DATASET RECORDS:
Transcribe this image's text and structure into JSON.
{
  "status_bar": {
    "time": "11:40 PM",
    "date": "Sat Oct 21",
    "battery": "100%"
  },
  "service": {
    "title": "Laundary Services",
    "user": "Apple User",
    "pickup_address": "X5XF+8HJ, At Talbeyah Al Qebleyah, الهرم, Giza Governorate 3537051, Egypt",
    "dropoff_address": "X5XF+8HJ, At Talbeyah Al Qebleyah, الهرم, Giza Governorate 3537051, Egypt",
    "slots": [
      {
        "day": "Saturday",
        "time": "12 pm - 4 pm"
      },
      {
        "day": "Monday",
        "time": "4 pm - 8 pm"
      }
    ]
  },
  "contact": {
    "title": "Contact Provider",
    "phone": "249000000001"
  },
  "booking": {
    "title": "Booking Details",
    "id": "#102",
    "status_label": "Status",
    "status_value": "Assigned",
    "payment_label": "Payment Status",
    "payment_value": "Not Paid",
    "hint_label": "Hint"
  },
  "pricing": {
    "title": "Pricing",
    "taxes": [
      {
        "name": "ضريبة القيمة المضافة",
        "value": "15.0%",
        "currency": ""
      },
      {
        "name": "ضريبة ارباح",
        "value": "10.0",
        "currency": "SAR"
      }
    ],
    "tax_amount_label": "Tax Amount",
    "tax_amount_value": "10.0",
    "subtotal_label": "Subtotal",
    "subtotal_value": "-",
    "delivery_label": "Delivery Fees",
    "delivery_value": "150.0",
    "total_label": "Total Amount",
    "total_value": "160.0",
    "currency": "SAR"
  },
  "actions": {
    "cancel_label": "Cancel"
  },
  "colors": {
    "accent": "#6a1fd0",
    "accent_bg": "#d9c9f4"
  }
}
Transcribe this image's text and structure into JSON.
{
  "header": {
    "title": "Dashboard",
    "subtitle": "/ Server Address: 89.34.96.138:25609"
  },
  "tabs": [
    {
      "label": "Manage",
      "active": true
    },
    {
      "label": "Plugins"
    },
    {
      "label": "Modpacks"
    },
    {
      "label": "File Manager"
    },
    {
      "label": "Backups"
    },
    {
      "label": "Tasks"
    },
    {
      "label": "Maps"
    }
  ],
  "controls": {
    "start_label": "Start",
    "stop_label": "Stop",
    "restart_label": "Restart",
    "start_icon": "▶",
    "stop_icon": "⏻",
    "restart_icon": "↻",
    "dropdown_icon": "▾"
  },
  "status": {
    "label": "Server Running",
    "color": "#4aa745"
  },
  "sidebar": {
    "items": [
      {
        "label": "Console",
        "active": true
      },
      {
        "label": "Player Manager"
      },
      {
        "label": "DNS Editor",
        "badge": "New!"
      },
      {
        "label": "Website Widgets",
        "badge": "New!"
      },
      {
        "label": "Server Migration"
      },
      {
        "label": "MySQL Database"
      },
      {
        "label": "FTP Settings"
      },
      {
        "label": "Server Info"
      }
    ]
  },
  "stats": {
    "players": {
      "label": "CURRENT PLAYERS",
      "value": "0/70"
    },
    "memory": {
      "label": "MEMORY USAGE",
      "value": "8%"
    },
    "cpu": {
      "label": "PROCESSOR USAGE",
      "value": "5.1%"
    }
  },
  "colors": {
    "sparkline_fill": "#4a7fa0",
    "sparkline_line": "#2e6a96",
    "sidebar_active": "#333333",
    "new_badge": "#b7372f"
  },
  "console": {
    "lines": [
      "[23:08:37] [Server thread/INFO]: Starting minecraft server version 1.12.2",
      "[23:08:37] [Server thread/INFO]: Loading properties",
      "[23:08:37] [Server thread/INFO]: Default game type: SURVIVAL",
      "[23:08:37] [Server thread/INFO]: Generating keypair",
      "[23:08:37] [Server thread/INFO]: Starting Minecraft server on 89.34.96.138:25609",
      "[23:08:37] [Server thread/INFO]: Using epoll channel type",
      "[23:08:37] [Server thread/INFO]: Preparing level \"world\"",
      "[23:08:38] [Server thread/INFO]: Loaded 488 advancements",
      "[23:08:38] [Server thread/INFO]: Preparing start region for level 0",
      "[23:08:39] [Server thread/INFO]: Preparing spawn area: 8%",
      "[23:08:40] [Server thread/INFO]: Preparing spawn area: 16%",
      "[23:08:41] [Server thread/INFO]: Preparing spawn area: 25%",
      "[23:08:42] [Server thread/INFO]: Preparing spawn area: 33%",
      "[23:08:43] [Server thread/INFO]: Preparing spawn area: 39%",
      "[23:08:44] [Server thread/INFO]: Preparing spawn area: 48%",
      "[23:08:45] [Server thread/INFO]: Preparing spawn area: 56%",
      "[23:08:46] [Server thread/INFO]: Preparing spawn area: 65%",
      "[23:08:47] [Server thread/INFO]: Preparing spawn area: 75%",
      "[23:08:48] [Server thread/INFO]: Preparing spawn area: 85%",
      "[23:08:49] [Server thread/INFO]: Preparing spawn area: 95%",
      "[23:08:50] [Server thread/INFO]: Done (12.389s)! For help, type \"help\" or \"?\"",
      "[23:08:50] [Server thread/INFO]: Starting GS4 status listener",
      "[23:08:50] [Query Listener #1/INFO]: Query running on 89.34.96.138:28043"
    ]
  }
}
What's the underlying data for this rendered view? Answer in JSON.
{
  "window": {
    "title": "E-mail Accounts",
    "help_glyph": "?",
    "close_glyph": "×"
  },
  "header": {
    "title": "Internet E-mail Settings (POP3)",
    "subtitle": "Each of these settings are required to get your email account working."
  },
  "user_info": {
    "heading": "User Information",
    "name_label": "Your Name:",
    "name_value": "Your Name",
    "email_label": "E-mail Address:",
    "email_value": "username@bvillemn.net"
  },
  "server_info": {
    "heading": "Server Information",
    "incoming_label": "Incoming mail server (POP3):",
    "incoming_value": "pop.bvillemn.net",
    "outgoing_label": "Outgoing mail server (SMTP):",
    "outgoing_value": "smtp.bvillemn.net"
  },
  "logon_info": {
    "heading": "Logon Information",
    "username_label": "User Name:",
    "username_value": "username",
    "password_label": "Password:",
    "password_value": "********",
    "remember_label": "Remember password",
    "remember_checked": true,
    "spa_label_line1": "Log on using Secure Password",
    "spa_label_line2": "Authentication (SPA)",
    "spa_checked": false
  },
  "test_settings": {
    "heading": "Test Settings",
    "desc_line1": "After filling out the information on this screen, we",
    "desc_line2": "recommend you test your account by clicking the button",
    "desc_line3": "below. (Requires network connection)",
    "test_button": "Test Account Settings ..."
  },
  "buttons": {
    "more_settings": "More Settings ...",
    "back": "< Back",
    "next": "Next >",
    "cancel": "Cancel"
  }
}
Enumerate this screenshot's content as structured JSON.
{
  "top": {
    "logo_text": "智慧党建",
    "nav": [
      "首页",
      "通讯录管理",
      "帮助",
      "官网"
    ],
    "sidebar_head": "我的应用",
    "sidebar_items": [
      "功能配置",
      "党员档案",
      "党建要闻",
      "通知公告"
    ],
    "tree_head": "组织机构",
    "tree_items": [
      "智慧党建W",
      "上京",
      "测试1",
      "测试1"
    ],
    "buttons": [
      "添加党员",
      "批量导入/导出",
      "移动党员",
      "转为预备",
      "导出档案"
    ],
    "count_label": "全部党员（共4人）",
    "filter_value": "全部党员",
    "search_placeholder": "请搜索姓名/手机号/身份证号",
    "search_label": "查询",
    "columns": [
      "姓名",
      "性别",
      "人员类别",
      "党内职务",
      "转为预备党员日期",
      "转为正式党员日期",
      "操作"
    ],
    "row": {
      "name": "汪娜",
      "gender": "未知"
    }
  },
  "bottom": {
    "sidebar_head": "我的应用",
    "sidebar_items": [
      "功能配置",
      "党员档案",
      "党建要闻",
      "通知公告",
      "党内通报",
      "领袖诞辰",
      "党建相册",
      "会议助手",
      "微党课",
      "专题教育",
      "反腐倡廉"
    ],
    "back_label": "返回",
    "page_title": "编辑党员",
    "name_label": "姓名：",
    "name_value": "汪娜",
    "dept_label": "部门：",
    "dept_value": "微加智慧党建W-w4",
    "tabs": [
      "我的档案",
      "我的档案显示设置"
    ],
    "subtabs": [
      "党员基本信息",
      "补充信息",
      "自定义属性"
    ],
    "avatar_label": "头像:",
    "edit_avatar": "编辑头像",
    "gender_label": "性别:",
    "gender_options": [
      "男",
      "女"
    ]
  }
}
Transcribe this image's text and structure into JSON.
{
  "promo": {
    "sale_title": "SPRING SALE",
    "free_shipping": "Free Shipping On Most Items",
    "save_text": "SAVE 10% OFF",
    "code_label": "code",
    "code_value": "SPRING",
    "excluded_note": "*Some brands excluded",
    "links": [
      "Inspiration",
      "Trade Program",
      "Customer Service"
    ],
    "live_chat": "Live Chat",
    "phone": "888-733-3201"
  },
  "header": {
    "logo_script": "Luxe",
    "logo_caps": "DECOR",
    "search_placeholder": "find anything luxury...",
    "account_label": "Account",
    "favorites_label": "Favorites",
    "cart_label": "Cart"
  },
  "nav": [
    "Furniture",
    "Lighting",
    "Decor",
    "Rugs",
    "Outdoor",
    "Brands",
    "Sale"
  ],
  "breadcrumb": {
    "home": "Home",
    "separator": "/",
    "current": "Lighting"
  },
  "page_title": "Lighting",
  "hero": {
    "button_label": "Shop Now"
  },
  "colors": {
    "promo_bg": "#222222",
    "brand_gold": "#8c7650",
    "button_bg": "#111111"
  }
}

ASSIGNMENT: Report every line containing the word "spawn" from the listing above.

EXERCISE RESULT:
      "[23:08:39] [Server thread/INFO]: Preparing spawn area: 8%",
      "[23:08:40] [Server thread/INFO]: Preparing spawn area: 16%",
      "[23:08:41] [Server thread/INFO]: Preparing spawn area: 25%",
      "[23:08:42] [Server thread/INFO]: Preparing spawn area: 33%",
      "[23:08:43] [Server thread/INFO]: Preparing spawn area: 39%",
      "[23:08:44] [Server thread/INFO]: Preparing spawn area: 48%",
      "[23:08:45] [Server thread/INFO]: Preparing spawn area: 56%",
      "[23:08:46] [Server thread/INFO]: Preparing spawn area: 65%",
      "[23:08:47] [Server thread/INFO]: Preparing spawn area: 75%",
      "[23:08:48] [Server thread/INFO]: Preparing spawn area: 85%",
      "[23:08:49] [Server thread/INFO]: Preparing spawn area: 95%",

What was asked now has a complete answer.